By Simon Jessop and Lawrence White
LONDON (Reuters) - Major HSBC shareholders are calling on Europe's biggest bank to toughen its commitment to cut lending linked to fossil fuels and to turn its climate "ambitions" into targets.
Investors collectively managing some $2.4 trillion in assets have filed the resolution to be voted on at HSBC's annual general meeting, after HSBC in October stated its ambition to get to net zero carbon emissions by 2050.
That pledge was criticised by campaigners for not directly addressing HSBC's lending to fossil fuel firms, including a relatively large share of clients involved in the coal sector.
"HSBC is strongly committed to addressing climate change, in line with our clear ambition to align our financed emissions of our entire business portfolio to net zero by 2050 or sooner," a spokesperson for the bank said.
But after a four-year period of engagement with HSBC, the investors coordinated by responsible investment group ShareAction and including Europe's largest asset manager Amundi said they wanted to see the bank go further.
"As Europe's largest bank and the second largest provider of fossil fuel financing, HSBC has the unique opportunity to help lead the financial services sector towards Paris-aligned commitments rather than mere ambitions," said Jason Mitchell, Co-Head of Responsible Investment at Man Group.

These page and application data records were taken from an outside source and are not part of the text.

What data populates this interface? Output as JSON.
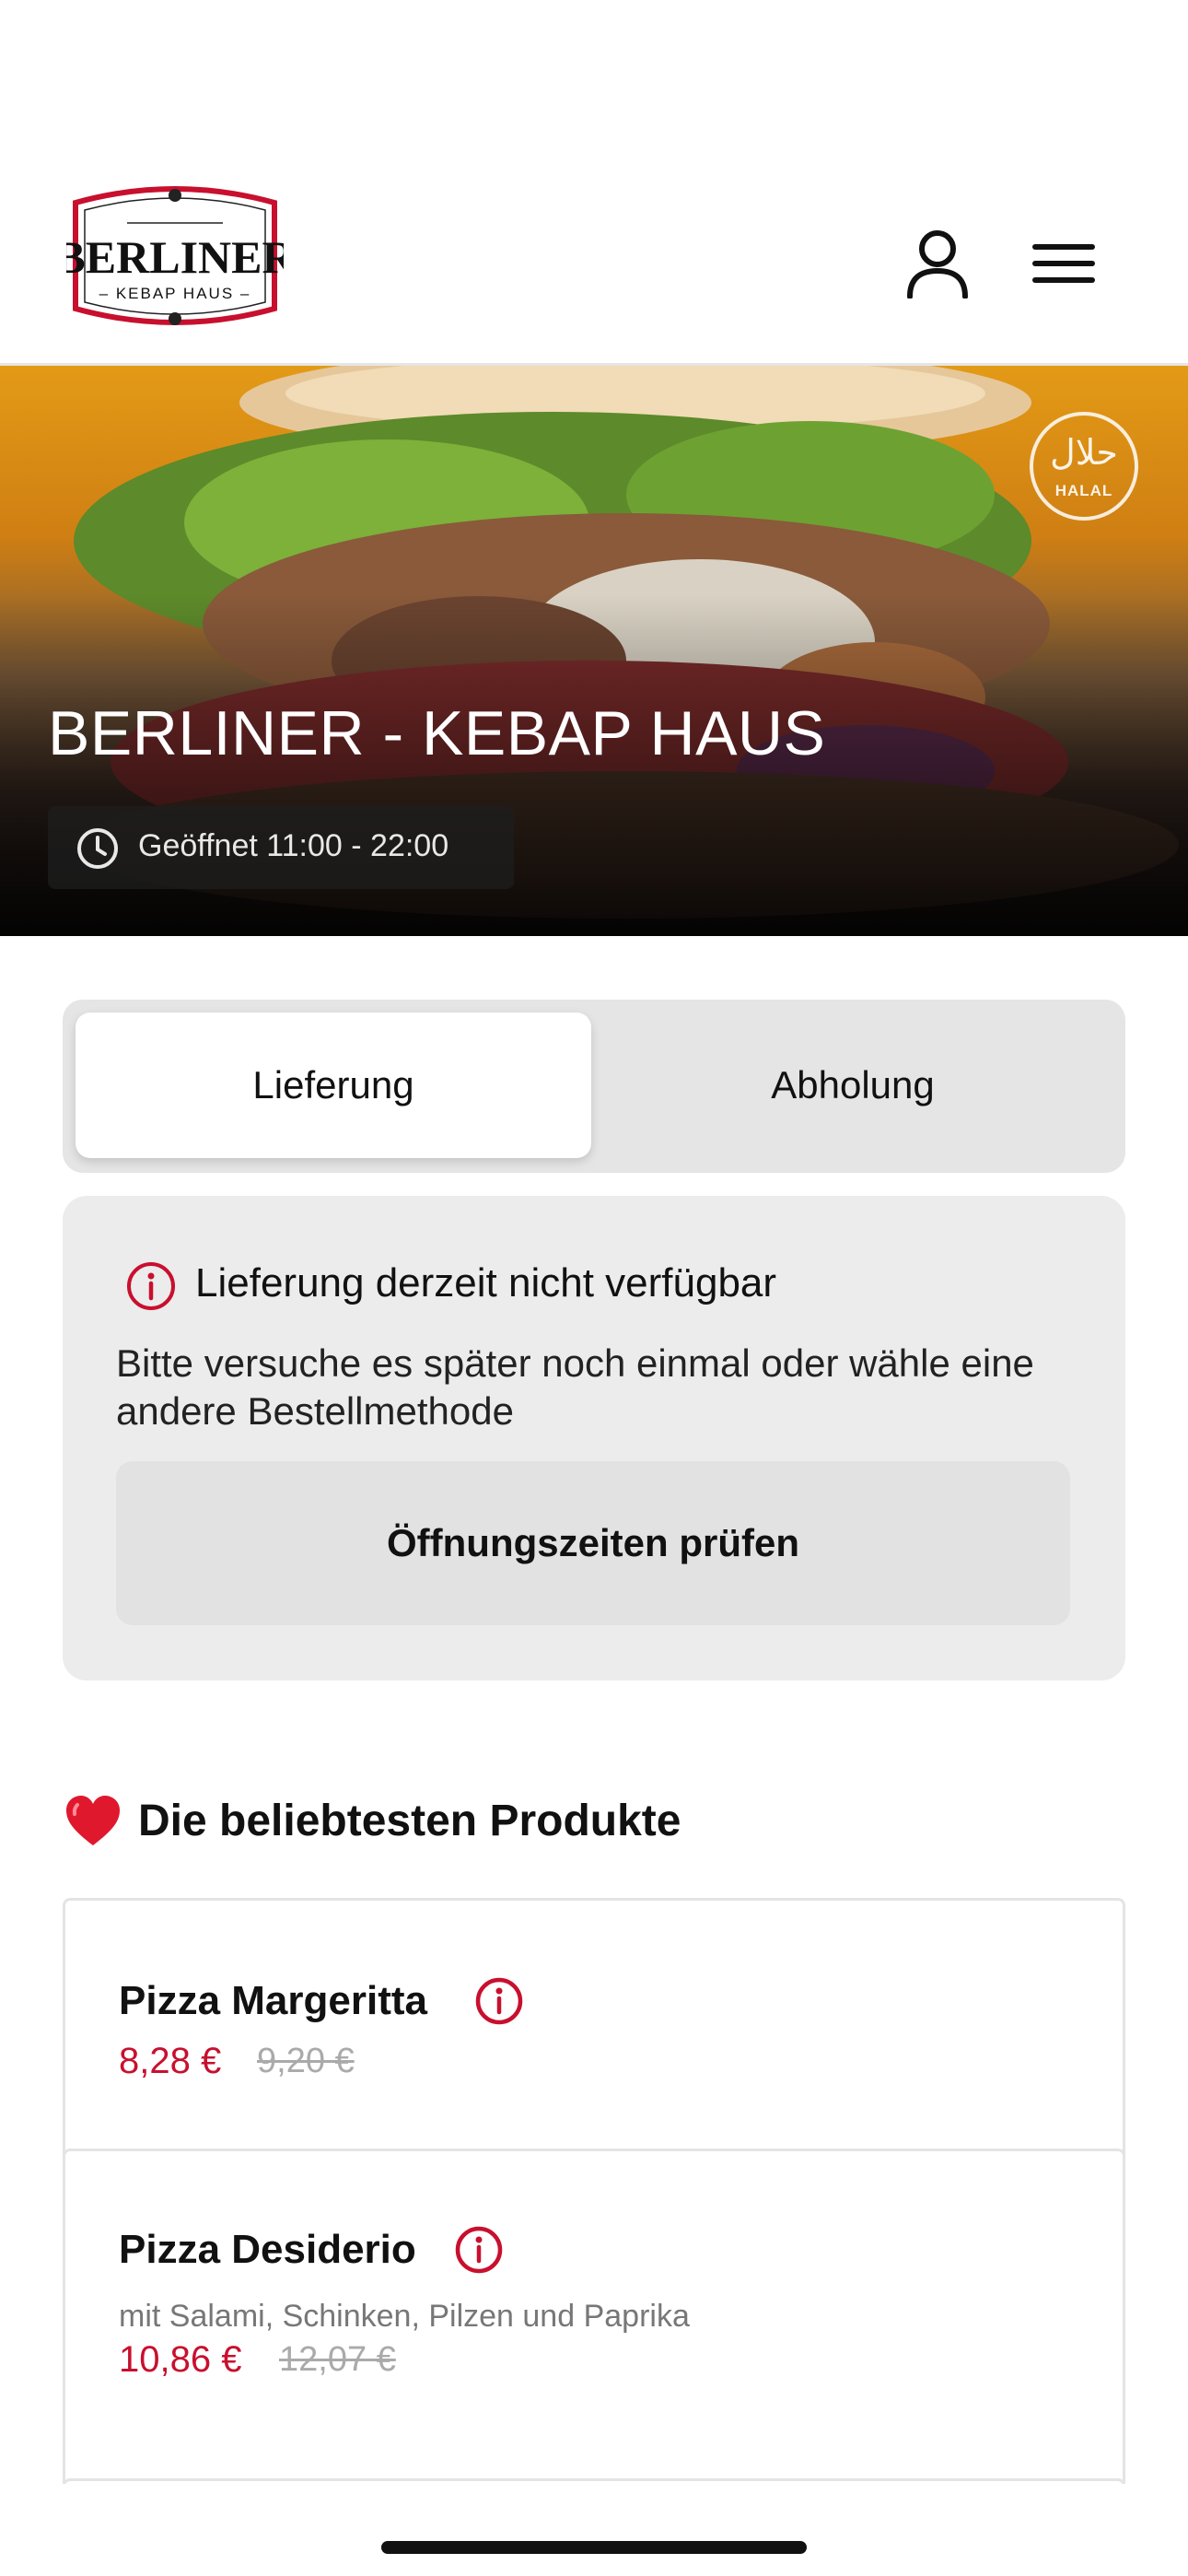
{
  "header": {
    "logo": {
      "main": "BERLINER",
      "sub": "– KEBAP HAUS –"
    },
    "account_icon": "user-icon",
    "menu_icon": "hamburger-menu-icon"
  },
  "hero": {
    "badge": {
      "arabic": "حلال",
      "latin": "HALAL"
    },
    "title": "BERLINER - KEBAP HAUS",
    "hours": "Geöffnet 11:00 - 22:00",
    "hours_icon": "clock-icon"
  },
  "order_mode": {
    "options": [
      "Lieferung",
      "Abholung"
    ],
    "selected": "Lieferung"
  },
  "notice": {
    "icon": "info-icon",
    "title": "Lieferung derzeit nicht verfügbar",
    "text": "Bitte versuche es später noch einmal oder wähle eine andere Bestellmethode",
    "button": "Öffnungszeiten prüfen"
  },
  "popular": {
    "heading_icon": "heart-icon",
    "heading": "Die beliebtesten Produkte",
    "products": [
      {
        "name": "Pizza Margeritta",
        "description": "",
        "price": "8,28 €",
        "old_price": "9,20 €"
      },
      {
        "name": "Pizza Desiderio",
        "description": "mit Salami, Schinken, Pilzen und Paprika",
        "price": "10,86 €",
        "old_price": "12,07 €"
      }
    ]
  },
  "colors": {
    "accent_red": "#c8102e",
    "card_gray": "#ececec"
  }
}
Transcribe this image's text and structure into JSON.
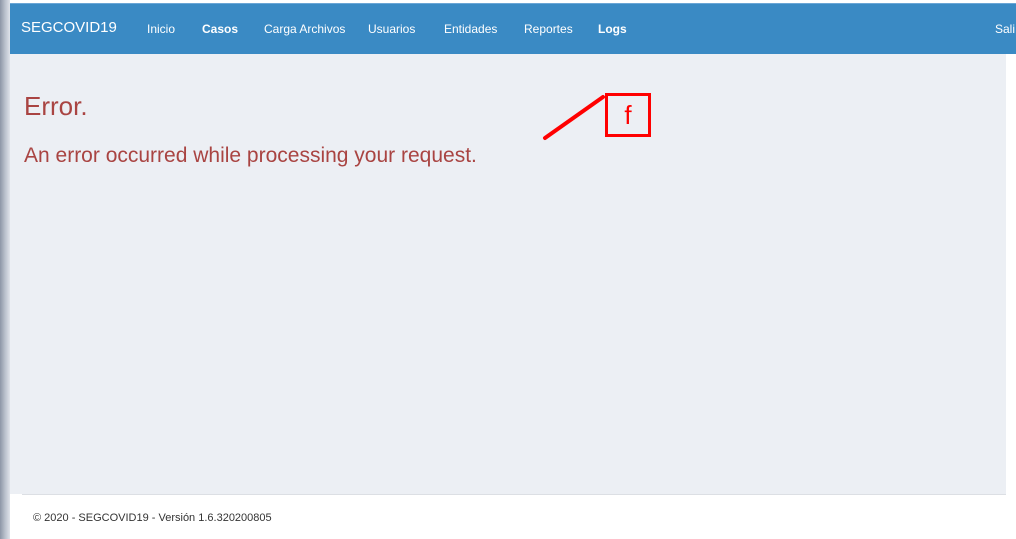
{
  "navbar": {
    "brand": "SEGCOVID19",
    "links": [
      {
        "label": "Inicio",
        "bold": false
      },
      {
        "label": "Casos",
        "bold": true
      },
      {
        "label": "Carga Archivos",
        "bold": false
      },
      {
        "label": "Usuarios",
        "bold": false
      },
      {
        "label": "Entidades",
        "bold": false
      },
      {
        "label": "Reportes",
        "bold": false
      },
      {
        "label": "Logs",
        "bold": true
      }
    ],
    "logout_label": "Sali"
  },
  "error": {
    "title": "Error.",
    "message": "An error occurred while processing your request."
  },
  "annotation": {
    "letter": "f",
    "color": "#ff0000"
  },
  "footer": {
    "text": "© 2020 - SEGCOVID19 - Versión 1.6.320200805"
  },
  "colors": {
    "navbar": "#3a8ac4",
    "error_text": "#a94442",
    "content_bg": "#eceff4"
  }
}
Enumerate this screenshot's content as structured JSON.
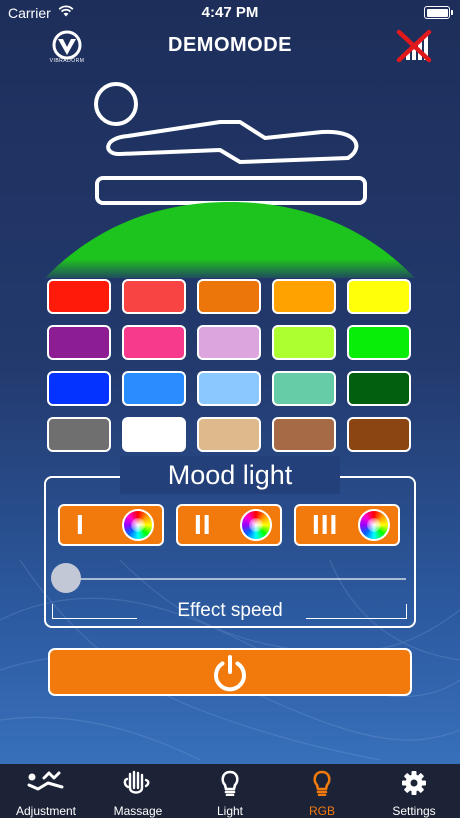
{
  "status_bar": {
    "carrier": "Carrier",
    "time": "4:47 PM"
  },
  "header": {
    "title": "DEMOMODE",
    "logo_text": "VIBRADORM",
    "connection_icon": "no-signal-icon"
  },
  "palette": {
    "colors": [
      "#ff1a0a",
      "#f94444",
      "#ec760a",
      "#ffa200",
      "#ffff0a",
      "#8d1d92",
      "#f83a8c",
      "#dca5dd",
      "#adff2f",
      "#09ee09",
      "#0433ff",
      "#2a8dff",
      "#8bc8ff",
      "#66cca8",
      "#00600f",
      "#6f6f6f",
      "#ffffff",
      "#deb98c",
      "#a76a46",
      "#8b4513"
    ],
    "active_color": "#1ec41e"
  },
  "mood": {
    "title": "Mood light",
    "buttons": [
      {
        "label": "I"
      },
      {
        "label": "II"
      },
      {
        "label": "III"
      }
    ],
    "effect_speed_label": "Effect speed",
    "effect_speed_value": 0
  },
  "power": {
    "icon": "power-icon"
  },
  "tabs": [
    {
      "label": "Adjustment",
      "icon": "adjustment-icon",
      "active": false
    },
    {
      "label": "Massage",
      "icon": "massage-icon",
      "active": false
    },
    {
      "label": "Light",
      "icon": "bulb-icon",
      "active": false
    },
    {
      "label": "RGB",
      "icon": "bulb-icon",
      "active": true
    },
    {
      "label": "Settings",
      "icon": "gear-icon",
      "active": false
    }
  ],
  "colors": {
    "accent": "#f27a0d",
    "tab_bar": "#1c2336"
  }
}
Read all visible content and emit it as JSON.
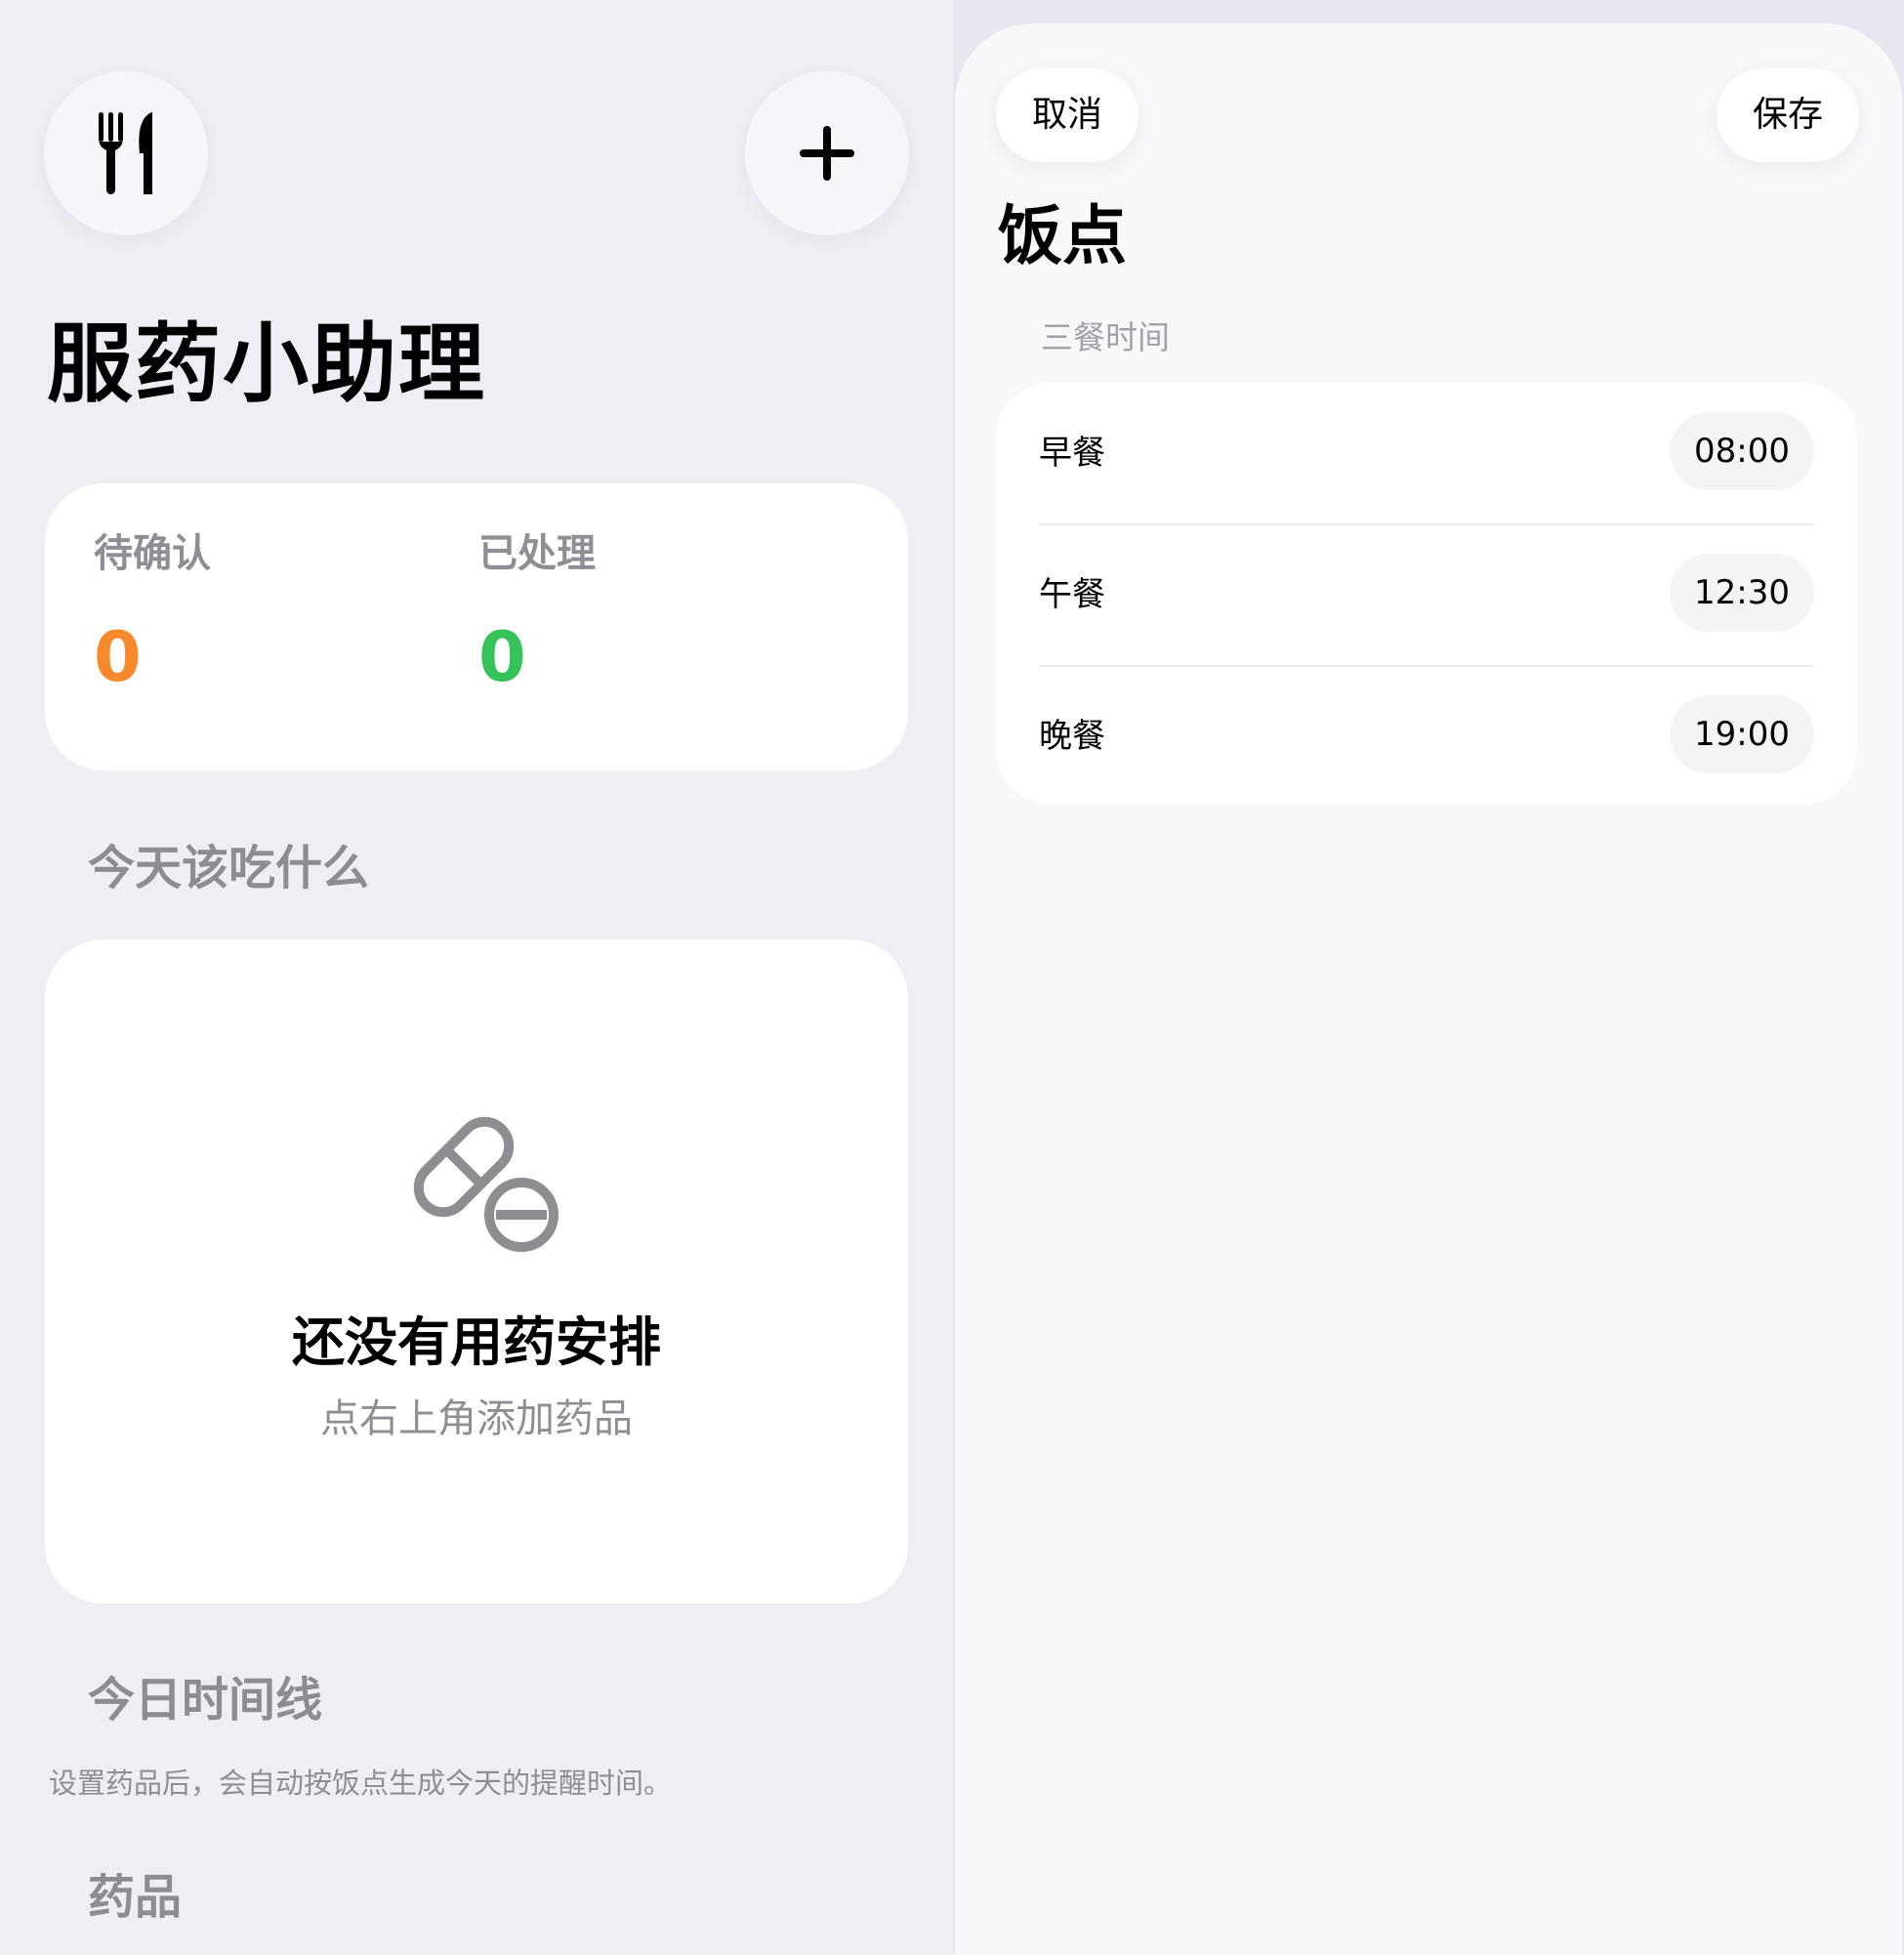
{
  "main": {
    "title": "服药小助理",
    "header_buttons": {
      "left_icon": "fork-knife-icon",
      "right_icon": "plus-icon"
    },
    "stats": {
      "pending_label": "待确认",
      "pending_value": "0",
      "handled_label": "已处理",
      "handled_value": "0"
    },
    "today_section": {
      "title": "今天该吃什么",
      "empty_icon": "pills-icon",
      "empty_title": "还没有用药安排",
      "empty_subtitle": "点右上角添加药品"
    },
    "timeline_section": {
      "title": "今日时间线",
      "note": "设置药品后，会自动按饭点生成今天的提醒时间。"
    },
    "medicines_section": {
      "title": "药品"
    }
  },
  "sheet": {
    "cancel_label": "取消",
    "save_label": "保存",
    "title": "饭点",
    "section_label": "三餐时间",
    "meals": [
      {
        "name": "早餐",
        "time": "08:00"
      },
      {
        "name": "午餐",
        "time": "12:30"
      },
      {
        "name": "晚餐",
        "time": "19:00"
      }
    ]
  },
  "colors": {
    "pending": "#f7892c",
    "handled": "#35c35a",
    "background": "#eeeff5",
    "card": "#ffffff",
    "secondary_text": "#8e8e94"
  }
}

The investors want HSBC to set short and medium-term targets that are in line with the goals of the Paris climate agreement, which aims to limit global warming to 1.5 degrees Celsius above pre-industrial norms by mid-century.
Among those supporting the resolution are British hedge fund Man Group, Swedish insurance company Folksam and British pension scheme investor Brunel Pension Partnership, alongside 117 individual shareholders.
The spokesperson said HSBC will continue to engage with shareholders and ShareAction over the detail of its plans.
The HSBC resolution, the second such action taken against a major British lender, will need to receive backing from 75% of the votes cast at its meeting in April to pass.
ShareAction targeted Barclays with a similar motion in May, which was defeated but garnered 24% of votes cast.
(Editing by Alexander Smith)
(Only the headline and picture of this report may have been reworked by the Business Standard staff; the rest of the content is auto-generated from a syndicated feed.)